## Task prompt
Look through the material below. Copy every line with the string "comment" in it.
Dataset entries Start Marker
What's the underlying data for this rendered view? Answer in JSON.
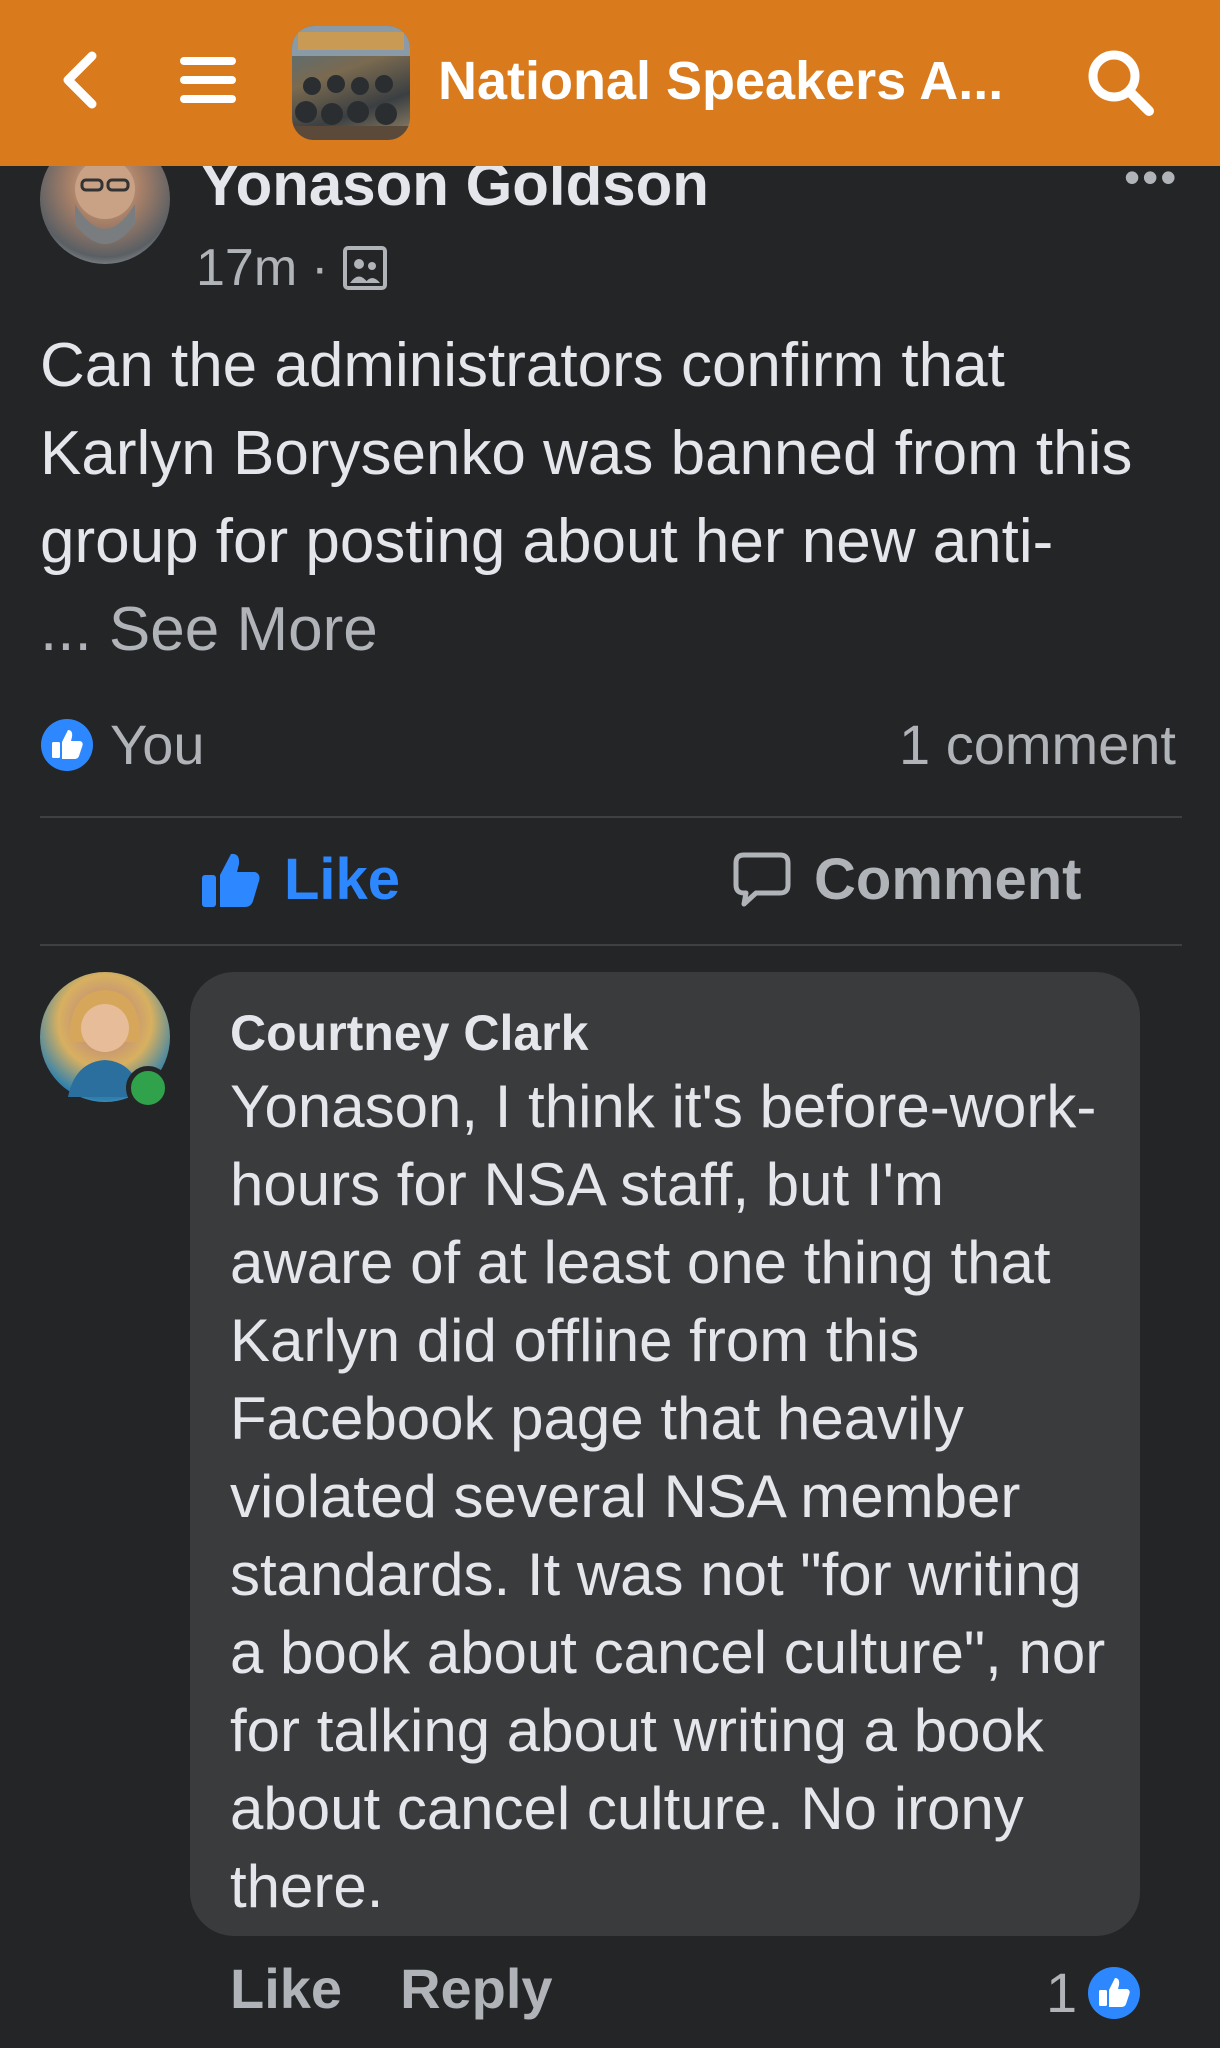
{
  "header": {
    "group_title": "National Speakers A...",
    "background_color": "#d97a1c"
  },
  "post": {
    "author": "Yonason Goldson",
    "time": "17m",
    "separator": "·",
    "audience_icon": "group-audience-icon",
    "body": "Can the administrators confirm that Karlyn Borysenko  was banned from this group for posting about her new anti-",
    "see_more": "... See More",
    "reactors": "You",
    "comment_count": "1 comment",
    "actions": {
      "like": "Like",
      "comment": "Comment"
    },
    "like_color": "#2d88ff"
  },
  "comment": {
    "author": "Courtney Clark",
    "text": "Yonason, I think it's before-work-hours for NSA staff, but I'm aware of at least one thing that Karlyn did offline from this Facebook page that heavily violated several NSA member standards. It was not \"for writing a book about cancel culture\", nor for talking about writing a book about cancel culture. No irony there.",
    "actions": {
      "like": "Like",
      "reply": "Reply"
    },
    "reaction_count": "1",
    "online_color": "#31a24c"
  }
}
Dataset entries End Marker
## Result of the exercise
    "comment_count": "1 comment",
      "comment": "Comment"
  "comment": {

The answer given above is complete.